▶ _WHAT YOU ARE ASKED TO DO_
From the data below, give the number of lines holding the word "Which", with nothing else added.

▶ _TASK INPUTS_
*** Block opens ***
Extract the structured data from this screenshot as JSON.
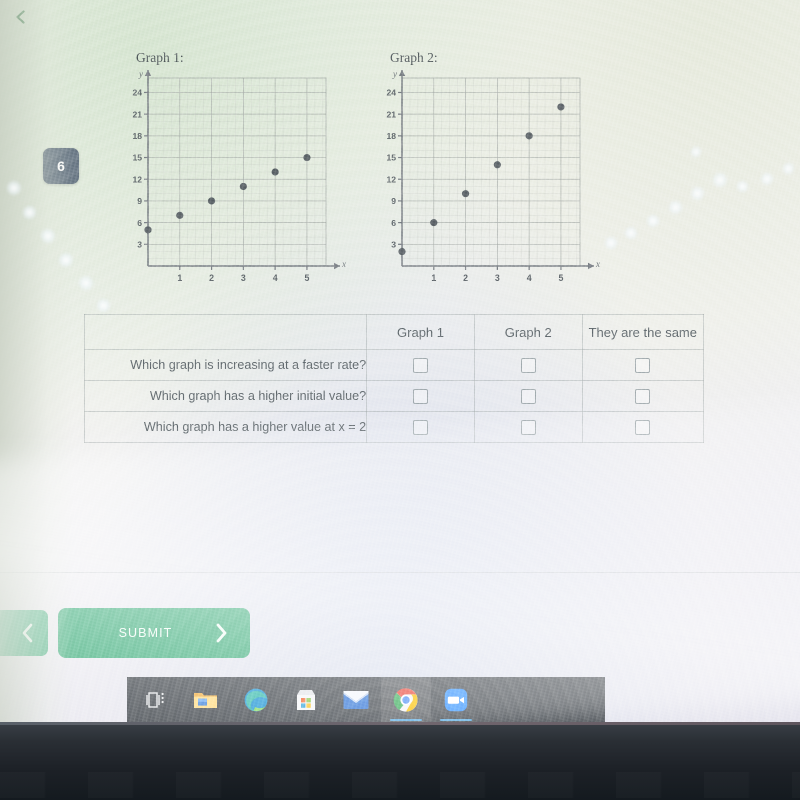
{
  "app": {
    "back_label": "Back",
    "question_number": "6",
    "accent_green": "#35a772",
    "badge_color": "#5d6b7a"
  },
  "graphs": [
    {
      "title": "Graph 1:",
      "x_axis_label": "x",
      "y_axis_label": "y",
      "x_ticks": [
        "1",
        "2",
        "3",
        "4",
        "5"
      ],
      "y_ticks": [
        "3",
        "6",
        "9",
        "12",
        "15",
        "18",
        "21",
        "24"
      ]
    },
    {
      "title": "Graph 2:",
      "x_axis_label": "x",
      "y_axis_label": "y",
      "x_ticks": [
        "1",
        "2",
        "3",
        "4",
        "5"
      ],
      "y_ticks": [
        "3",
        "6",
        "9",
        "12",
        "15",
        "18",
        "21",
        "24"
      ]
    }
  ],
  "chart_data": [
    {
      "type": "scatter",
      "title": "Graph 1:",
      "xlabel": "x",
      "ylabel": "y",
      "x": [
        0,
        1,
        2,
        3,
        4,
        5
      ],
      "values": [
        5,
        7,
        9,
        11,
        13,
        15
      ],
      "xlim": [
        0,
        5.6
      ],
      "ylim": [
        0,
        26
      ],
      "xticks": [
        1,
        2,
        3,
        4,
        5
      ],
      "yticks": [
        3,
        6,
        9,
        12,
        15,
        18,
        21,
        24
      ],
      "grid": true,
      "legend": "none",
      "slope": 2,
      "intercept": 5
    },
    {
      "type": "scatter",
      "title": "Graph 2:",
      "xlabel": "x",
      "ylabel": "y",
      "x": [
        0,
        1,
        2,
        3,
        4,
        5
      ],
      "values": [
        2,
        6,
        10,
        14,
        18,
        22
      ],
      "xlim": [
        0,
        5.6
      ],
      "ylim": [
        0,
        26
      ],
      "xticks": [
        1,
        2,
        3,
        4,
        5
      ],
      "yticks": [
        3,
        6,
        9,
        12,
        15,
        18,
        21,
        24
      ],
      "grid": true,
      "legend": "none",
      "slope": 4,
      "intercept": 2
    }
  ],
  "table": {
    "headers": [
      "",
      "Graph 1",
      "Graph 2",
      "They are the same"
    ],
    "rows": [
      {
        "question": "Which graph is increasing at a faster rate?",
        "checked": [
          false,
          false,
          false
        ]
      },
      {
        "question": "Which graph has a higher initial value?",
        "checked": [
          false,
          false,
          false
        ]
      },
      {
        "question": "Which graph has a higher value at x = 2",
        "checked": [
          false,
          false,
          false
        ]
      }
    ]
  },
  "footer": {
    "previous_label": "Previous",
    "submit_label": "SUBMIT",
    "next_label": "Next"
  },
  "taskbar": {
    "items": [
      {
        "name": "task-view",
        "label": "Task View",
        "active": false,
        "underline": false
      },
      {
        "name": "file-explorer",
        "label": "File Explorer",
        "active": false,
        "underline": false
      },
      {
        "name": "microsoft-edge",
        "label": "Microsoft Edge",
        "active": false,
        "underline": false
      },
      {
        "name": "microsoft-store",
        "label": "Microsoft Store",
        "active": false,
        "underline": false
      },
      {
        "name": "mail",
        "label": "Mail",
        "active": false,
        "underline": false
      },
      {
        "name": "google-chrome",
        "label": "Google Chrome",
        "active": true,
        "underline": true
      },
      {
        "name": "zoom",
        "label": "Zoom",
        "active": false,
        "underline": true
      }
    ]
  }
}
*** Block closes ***
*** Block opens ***
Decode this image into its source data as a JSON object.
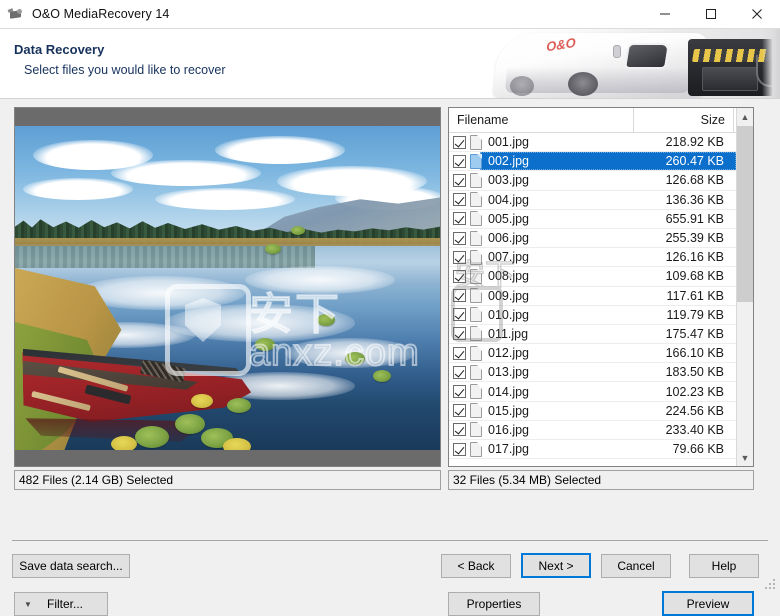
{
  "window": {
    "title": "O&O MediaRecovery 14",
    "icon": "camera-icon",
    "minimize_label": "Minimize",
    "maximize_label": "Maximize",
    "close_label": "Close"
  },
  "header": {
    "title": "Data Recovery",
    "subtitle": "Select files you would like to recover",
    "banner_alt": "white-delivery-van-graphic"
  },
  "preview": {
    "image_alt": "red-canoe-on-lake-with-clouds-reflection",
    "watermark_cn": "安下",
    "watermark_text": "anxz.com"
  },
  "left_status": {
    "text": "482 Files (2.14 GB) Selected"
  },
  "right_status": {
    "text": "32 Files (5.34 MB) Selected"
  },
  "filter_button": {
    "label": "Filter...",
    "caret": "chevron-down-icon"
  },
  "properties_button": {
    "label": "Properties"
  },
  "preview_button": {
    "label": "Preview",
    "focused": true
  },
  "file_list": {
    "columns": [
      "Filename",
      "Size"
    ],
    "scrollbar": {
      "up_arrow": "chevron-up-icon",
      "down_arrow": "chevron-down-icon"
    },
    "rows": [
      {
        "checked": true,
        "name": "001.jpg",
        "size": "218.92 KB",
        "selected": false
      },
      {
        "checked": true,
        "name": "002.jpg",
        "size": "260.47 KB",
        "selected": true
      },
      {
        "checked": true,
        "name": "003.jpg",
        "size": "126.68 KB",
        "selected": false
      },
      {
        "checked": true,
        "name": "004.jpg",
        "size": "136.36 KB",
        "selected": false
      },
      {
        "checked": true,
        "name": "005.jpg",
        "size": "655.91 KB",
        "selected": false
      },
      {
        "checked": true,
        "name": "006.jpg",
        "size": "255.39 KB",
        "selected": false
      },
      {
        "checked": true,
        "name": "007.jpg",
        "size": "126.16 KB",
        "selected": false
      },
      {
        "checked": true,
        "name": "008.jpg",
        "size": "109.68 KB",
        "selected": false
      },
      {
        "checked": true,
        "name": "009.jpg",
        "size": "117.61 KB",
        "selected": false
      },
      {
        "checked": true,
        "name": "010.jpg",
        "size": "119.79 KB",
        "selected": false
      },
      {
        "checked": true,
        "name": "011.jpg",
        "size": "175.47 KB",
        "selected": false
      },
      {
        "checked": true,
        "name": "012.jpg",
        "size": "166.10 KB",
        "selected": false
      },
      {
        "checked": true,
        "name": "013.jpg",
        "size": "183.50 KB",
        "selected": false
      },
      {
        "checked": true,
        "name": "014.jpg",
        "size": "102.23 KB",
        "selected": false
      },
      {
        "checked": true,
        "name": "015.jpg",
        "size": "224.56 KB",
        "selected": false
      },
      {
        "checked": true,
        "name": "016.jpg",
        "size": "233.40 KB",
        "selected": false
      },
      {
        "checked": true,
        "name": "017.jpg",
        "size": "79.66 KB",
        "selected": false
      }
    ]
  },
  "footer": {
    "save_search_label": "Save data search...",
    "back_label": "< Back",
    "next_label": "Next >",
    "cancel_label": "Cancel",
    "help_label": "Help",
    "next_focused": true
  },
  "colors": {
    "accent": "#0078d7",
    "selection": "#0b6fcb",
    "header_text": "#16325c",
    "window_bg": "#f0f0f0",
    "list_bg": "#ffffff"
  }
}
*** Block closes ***
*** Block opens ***
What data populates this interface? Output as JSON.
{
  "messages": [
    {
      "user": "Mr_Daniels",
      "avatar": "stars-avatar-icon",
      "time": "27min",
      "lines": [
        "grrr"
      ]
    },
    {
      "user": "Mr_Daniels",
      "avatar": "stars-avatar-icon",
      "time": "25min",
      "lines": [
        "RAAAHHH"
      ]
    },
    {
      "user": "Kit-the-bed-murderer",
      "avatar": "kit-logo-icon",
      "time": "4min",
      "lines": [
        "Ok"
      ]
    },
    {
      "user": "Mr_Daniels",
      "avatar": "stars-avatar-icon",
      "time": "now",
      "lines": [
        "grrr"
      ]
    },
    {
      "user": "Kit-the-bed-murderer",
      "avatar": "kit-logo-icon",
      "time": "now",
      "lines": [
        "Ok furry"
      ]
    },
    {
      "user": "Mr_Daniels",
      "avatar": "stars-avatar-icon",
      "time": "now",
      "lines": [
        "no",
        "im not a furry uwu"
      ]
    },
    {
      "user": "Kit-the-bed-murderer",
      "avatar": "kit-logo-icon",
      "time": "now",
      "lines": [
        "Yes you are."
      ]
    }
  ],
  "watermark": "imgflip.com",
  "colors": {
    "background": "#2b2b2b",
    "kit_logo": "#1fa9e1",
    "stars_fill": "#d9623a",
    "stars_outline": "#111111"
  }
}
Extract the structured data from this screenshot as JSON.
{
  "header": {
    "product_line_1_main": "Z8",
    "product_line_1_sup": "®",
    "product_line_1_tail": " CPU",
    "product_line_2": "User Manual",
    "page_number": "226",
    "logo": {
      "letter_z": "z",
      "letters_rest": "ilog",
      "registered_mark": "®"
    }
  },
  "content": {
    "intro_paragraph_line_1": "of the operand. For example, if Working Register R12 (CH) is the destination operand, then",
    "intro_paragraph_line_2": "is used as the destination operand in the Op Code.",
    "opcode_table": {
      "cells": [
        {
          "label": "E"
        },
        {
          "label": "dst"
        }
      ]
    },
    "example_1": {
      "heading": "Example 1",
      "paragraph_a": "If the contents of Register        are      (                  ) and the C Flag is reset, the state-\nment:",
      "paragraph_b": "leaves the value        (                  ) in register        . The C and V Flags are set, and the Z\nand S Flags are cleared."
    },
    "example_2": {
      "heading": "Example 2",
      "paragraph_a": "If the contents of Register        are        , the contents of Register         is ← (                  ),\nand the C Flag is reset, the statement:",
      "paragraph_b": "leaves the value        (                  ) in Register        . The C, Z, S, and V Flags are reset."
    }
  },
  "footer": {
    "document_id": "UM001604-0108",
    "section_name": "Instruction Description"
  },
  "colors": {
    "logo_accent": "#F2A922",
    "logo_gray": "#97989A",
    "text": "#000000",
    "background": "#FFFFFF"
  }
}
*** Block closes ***
▶ _WRITTEN RESPONSE_
3